## DATA FOR THE TASK
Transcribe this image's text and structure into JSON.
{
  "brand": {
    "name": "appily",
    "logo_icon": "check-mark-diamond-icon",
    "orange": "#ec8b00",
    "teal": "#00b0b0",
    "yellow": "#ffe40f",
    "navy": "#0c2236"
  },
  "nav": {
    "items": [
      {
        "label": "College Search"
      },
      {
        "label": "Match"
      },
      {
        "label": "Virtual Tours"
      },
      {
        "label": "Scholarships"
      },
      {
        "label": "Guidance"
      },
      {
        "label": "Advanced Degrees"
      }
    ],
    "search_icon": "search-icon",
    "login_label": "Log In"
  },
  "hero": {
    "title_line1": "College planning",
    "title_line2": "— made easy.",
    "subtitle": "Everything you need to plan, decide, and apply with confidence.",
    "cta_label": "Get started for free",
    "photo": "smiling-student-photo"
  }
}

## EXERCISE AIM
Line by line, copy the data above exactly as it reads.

## YOUR RESPONSE
Transcribe this image's text and structure into JSON.
{
  "brand": {
    "name": "appily",
    "logo_icon": "check-mark-diamond-icon",
    "orange": "#ec8b00",
    "teal": "#00b0b0",
    "yellow": "#ffe40f",
    "navy": "#0c2236"
  },
  "nav": {
    "items": [
      {
        "label": "College Search"
      },
      {
        "label": "Match"
      },
      {
        "label": "Virtual Tours"
      },
      {
        "label": "Scholarships"
      },
      {
        "label": "Guidance"
      },
      {
        "label": "Advanced Degrees"
      }
    ],
    "search_icon": "search-icon",
    "login_label": "Log In"
  },
  "hero": {
    "title_line1": "College planning",
    "title_line2": "— made easy.",
    "subtitle": "Everything you need to plan, decide, and apply with confidence.",
    "cta_label": "Get started for free",
    "photo": "smiling-student-photo"
  }
}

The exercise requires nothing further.